The FDA (Food and Drug Administration) warned that fraudulent online pharmacies pose a danger to patient health. The Agency says it aims to help consumers make safe purchases.
BeSafeRx - Know Your Online Pharmacy is a resource for consumers and caregivers who plan to buy medicines online and to better understand who they are buying from. The webpage aims to help purchasers make sure that what they buy really is what is detailed in their doctor's prescription.
Of all the people who have bought products and services of any kind online, only one quarter have purchased prescription medications. Approximately 1 in every 3 consumers said they did not feel confident enough to buy online.
According to the National Association of Boards of Pharmacy, fewer than 1 in every 33 online pharmacies meet state and federal laws.
FDA Commissioner Margaret Hamburg, M.D., said:
"Buying medicines from rogue online pharmacies can be risky because they may sell fake, expired, contaminated, not approved by FDA, or otherwise unsafe products that are dangerous to patients. Fraudulent and illegal online pharmacies often offer deeply discounted products. If the low prices seem too good to be true, they probably are. FDA's BeSafeRx campaign is designed to help patients learn how to avoid these risks."
Fake pharmacies which set up websites use compellingly persuasive marketing techniques to come over as authentic and legitimate, the FDA wrote in an online communiqué today.
There is a serious risk of buying medications with the wrong ingredients, incorrect dosages, or fake medications with no active ingredient at all. If the product does not match what is written in a doctor's prescription, purchasers may be putting their health at risk. In some cases, the medication being sold has another, possibly harmful ingredient.
Only these pharmacies should be considered by purchasers when buying online:
- Ones located within the USA
- Pharmacies that only deliver if the purchaser can produce a valid prescription from a doctor or other authorized health care professional
- The pharmacy has a state board of pharmacy licence
Many Americans order medications from online pharmacies that do not require prescriptions to avoid the expense and bother of having to go and see a doctor, or because their doctor refuses to write out a prescription.

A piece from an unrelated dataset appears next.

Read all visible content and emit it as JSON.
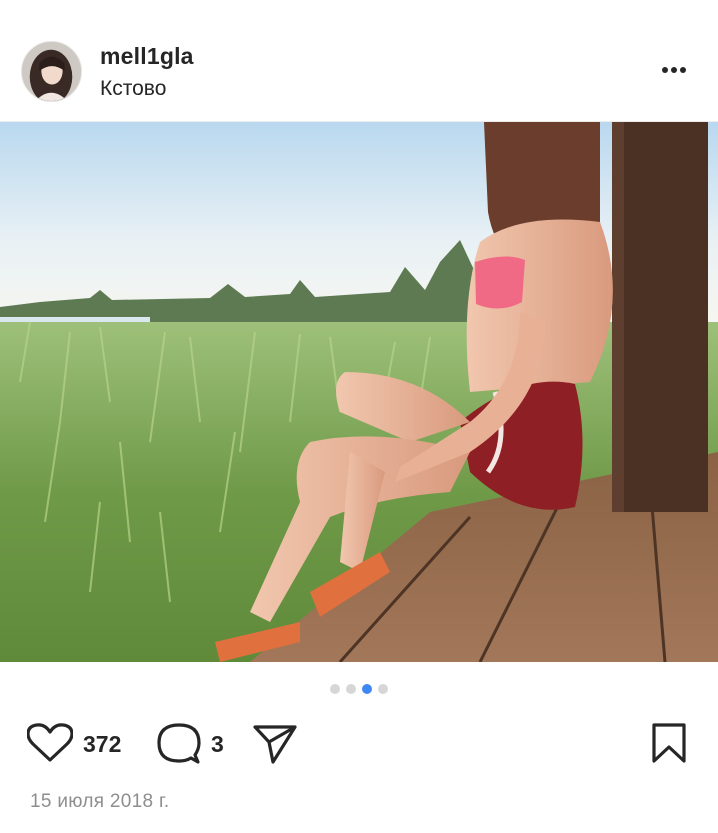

A reputable website employs its own in-house doctor to check medication requests - these doctors may write out prescriptions. Many online pharmacies, however, offer all kinds of drugs without a doctor review or prescription requirement. Health experts say that this practice is potentially dangerous because there is no reliable assessment of contraindications, risk/benefit ratios, and the suitability of a drug for a specific patient.
American consumers find online pharmacies attractive mainly because many are so cheap compared to retail outlets in the USA. Purchasers can sometimes save from 50% to 80% when buying from foreign websites.

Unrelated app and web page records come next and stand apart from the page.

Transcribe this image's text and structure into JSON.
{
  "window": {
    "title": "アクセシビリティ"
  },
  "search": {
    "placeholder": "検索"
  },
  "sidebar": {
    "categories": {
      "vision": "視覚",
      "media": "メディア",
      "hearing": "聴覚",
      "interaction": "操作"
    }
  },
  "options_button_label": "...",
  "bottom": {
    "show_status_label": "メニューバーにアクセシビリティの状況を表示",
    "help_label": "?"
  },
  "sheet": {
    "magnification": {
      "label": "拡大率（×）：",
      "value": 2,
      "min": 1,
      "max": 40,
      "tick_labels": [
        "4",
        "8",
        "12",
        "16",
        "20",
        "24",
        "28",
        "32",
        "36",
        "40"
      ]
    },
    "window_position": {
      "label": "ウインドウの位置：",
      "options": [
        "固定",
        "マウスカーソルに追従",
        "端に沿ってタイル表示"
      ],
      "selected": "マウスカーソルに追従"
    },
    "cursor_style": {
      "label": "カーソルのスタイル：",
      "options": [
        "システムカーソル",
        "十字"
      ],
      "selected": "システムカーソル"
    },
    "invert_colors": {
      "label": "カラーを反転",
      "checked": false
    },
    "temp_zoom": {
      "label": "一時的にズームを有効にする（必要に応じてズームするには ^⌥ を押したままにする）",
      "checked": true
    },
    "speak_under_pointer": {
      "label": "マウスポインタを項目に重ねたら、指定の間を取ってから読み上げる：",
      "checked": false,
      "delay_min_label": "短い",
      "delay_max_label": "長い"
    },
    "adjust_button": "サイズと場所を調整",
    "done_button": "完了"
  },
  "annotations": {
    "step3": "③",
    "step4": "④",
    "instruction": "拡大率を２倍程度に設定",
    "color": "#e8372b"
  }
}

In August 2011 cybersecurity experts at Carnegie Mellon University reported that the internet was being "flooded" with illegal online pharmacies.
A growing number of illegal online pharmacies are flooding the web trying to sell dangerous unauthorized prescriptions, according to a new report from cybersecurity experts at Carnegie Mellon University.
Written by Christian Nordqvist